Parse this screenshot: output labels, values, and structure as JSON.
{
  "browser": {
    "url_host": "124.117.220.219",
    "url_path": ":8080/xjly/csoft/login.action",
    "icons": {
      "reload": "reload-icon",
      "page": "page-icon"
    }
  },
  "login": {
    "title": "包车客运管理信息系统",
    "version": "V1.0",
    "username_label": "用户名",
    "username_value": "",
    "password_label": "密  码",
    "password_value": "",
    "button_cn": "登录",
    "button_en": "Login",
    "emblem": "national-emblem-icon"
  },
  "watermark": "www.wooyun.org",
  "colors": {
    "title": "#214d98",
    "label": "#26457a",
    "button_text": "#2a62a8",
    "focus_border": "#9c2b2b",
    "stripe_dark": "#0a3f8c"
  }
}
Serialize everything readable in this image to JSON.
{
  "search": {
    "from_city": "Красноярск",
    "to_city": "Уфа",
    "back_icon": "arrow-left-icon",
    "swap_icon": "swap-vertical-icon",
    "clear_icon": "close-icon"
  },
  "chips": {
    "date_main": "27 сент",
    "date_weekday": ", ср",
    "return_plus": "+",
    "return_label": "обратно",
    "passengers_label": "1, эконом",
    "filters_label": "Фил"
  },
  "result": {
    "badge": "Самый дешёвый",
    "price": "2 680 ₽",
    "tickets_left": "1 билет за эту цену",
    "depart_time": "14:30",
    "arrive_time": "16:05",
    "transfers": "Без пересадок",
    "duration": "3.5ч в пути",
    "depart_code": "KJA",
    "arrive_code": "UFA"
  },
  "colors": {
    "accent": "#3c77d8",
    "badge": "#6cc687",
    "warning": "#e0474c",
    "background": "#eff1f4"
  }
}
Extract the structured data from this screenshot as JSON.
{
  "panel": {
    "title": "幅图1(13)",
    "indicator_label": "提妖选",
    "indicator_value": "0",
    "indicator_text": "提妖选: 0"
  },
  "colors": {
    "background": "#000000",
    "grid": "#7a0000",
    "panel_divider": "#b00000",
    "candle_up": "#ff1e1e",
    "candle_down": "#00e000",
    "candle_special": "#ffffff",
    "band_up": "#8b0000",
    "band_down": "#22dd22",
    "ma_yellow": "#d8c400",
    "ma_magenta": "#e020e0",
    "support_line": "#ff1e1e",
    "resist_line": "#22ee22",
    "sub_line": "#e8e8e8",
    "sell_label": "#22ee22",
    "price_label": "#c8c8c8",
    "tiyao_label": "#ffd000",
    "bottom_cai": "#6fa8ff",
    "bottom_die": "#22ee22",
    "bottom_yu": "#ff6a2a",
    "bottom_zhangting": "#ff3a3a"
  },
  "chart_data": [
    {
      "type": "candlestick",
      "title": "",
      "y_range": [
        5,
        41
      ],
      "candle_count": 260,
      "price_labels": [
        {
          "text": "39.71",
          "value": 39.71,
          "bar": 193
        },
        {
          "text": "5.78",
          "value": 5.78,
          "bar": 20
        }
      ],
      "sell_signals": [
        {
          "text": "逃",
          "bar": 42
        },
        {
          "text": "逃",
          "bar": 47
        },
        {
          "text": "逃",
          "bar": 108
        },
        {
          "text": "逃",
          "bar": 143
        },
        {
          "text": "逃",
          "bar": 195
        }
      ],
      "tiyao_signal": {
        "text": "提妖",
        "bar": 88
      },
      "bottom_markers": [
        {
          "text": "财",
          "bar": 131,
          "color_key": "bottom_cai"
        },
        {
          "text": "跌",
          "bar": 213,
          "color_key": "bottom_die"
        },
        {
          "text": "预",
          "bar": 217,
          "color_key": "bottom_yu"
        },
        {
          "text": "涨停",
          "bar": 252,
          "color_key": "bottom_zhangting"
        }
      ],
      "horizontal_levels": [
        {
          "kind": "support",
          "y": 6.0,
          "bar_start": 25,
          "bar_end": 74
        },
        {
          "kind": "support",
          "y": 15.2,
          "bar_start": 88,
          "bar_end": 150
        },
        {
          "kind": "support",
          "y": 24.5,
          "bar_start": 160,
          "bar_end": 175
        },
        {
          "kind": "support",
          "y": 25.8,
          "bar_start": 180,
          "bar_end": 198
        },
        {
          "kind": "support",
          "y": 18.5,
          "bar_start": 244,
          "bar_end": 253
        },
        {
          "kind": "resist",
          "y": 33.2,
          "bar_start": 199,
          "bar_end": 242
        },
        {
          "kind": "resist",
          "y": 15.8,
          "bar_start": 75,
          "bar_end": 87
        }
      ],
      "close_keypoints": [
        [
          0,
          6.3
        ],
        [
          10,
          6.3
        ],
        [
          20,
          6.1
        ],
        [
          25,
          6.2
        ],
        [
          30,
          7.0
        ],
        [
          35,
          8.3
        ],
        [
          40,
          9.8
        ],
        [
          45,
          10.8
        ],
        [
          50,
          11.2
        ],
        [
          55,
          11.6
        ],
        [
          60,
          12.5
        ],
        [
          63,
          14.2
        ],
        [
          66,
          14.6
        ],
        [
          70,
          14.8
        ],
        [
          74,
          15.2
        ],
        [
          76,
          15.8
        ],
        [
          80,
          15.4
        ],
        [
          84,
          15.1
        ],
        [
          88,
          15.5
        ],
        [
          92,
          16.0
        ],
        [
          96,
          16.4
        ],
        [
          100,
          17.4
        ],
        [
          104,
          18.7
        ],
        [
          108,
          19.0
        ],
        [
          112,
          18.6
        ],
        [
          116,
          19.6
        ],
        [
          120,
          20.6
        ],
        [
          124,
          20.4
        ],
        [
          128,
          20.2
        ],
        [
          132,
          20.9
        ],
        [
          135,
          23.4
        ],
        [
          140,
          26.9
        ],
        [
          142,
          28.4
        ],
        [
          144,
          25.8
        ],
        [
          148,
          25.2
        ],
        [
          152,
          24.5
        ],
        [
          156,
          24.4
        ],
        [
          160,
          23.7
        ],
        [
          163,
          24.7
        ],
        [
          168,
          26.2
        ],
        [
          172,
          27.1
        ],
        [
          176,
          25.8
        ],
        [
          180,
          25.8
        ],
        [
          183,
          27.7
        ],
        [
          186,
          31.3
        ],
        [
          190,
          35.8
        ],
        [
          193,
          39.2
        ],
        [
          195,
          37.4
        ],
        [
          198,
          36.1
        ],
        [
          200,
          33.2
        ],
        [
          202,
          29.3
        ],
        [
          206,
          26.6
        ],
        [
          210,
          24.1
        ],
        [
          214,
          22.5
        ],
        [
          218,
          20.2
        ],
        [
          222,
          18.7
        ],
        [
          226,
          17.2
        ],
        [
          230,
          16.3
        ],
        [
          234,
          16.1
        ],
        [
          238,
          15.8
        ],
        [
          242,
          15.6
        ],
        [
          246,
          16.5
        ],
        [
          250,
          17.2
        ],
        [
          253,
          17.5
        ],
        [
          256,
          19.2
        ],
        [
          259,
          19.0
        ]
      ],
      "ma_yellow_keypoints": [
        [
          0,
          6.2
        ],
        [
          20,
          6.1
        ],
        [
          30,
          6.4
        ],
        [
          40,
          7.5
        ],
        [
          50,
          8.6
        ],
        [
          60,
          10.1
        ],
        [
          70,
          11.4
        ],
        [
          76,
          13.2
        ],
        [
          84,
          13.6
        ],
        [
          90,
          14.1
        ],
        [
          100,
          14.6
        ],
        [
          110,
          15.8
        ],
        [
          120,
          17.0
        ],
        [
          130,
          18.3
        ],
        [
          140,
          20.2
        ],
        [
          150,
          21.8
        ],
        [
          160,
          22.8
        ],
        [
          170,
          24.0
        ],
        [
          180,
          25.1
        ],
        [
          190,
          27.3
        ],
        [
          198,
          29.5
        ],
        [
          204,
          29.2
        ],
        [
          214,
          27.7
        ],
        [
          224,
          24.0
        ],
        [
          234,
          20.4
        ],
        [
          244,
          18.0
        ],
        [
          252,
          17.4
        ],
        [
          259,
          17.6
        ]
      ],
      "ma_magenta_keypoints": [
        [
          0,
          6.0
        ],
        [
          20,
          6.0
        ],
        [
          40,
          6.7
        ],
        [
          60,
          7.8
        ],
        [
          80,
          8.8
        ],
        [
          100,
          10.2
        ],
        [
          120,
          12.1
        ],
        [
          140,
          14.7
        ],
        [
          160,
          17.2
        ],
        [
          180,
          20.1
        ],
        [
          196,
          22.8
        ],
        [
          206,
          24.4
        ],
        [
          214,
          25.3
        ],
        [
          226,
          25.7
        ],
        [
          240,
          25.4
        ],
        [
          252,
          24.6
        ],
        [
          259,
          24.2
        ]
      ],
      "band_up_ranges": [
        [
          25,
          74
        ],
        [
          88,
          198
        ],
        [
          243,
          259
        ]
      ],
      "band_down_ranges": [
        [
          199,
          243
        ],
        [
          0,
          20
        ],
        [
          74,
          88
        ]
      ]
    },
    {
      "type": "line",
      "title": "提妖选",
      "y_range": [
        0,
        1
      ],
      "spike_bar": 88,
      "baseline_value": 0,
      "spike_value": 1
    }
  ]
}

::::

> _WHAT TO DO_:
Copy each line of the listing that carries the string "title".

> _ANSWER TO THIS EXERCISE_:
    "title": "包车客运管理信息系统",
    "title": "#214d98",
    "title": "幅图1(13)",
      "title": "",
      "title": "提妖选",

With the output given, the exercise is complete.